World Asthma day is an annual global campaign. The first World Asthma Day was held in 1998 and has been happening annually since then. It is organised by the Global Initiative for Asthma (GINA) to improve asthma awareness and care around the world.


Usually, World Asthma Awareness Day is held on the first Tuesday in May, however due to the Covid-19 outbreak, GINA announced they were postponing the worldwide campaigns until later in the year. In the meantime, we would like to share some information from Asthma UK which we feel may support parents at this time.

Colleagues at Aspire Training Team are not qualified to diagnose or confirm any childhood illnesses or infections and request that learners seek medical advice if they have any concerns.

Asthma is a chronic lung disease which causes breathing difficulties and affects sufferers to varying degrees, asthma is caused by swelling and inflammation of the bronchial tubes, sometimes in reaction to allergens, exercise, stress or changes in temperature.

Controlling a child’s asthma on a daily basis is crucial for their health and well-being.

According to Asthma UK, over 1.1 million children in the UK are being treated for Asthma. That’s 1 in 11 children, meaning that the average primary school class could contain 3 Asthmatic children.
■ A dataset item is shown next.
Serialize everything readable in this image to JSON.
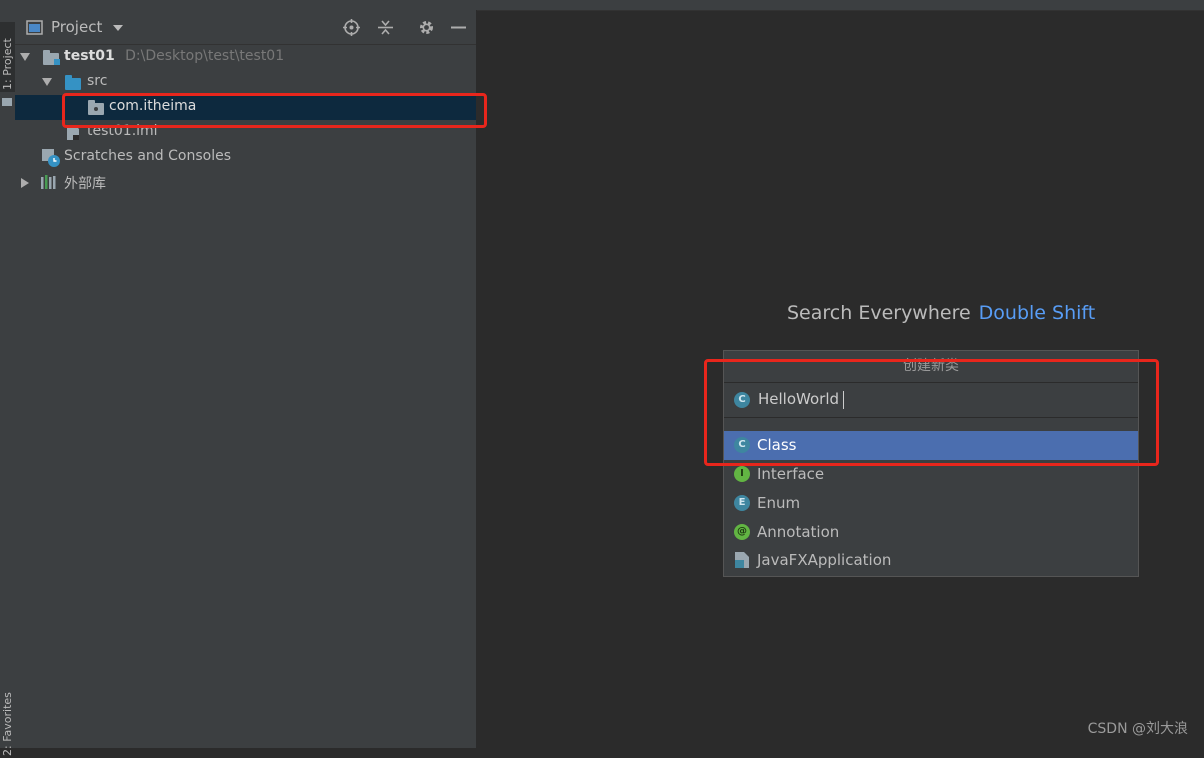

With that said, there has never been a better time for people working with children to undergo training that is required to prevent Asthma attacks from happening, be it in schools or elsewhere.

How to identify Asthma in your baby or child:

Coughing – If your child either has a cough that won’t go away or keeps coming back, a cough after doing exercise or being active or a night time/early morning cough – this is common in children with asthma.

Wheezing – Another asthma symptom is wheezing, a whistling sound when your child breaths.

Tight Chest – This can be difficult for parents to identify, but children might describe a tight chest as a ‘tummy ache’ or may rub their tummy or chest.

Breathlessness – You might notice that your child is breathing fast or using their whole body to help them breathe, for example, they may be shrugging their shoulders up and down.

Asthma UK recommend that if your child has 3 or more of these symptoms you should book an appointment with your GP. In an emergency in which your child is struggling to breath whilst sucking their tummy in, their ribs are sticking out, is obviously displaying sucking in at the front of their throat or not being able to finish sentences or eat due to shortness of breath, you should call 999.

Asthma UK have some great resources to help explain asthma to your child, as well as how to manage asthma. Click here to read more.

Aspire Training team have recently launched a new online bitesize course, Asthma Training for Schools & Carers. The course offers practical support for anyone who cares for children with asthma. It offers comprehensive guidance on how to monitor and manage a child’s asthma while they’re at school. It’s IIRSM approved & CPD accredited. Click here to find out more.

Asthma is closely linked to Air Quality. Take a look at how you can improve indoor and outdoor air quality for you and your family.

Posted in: Advice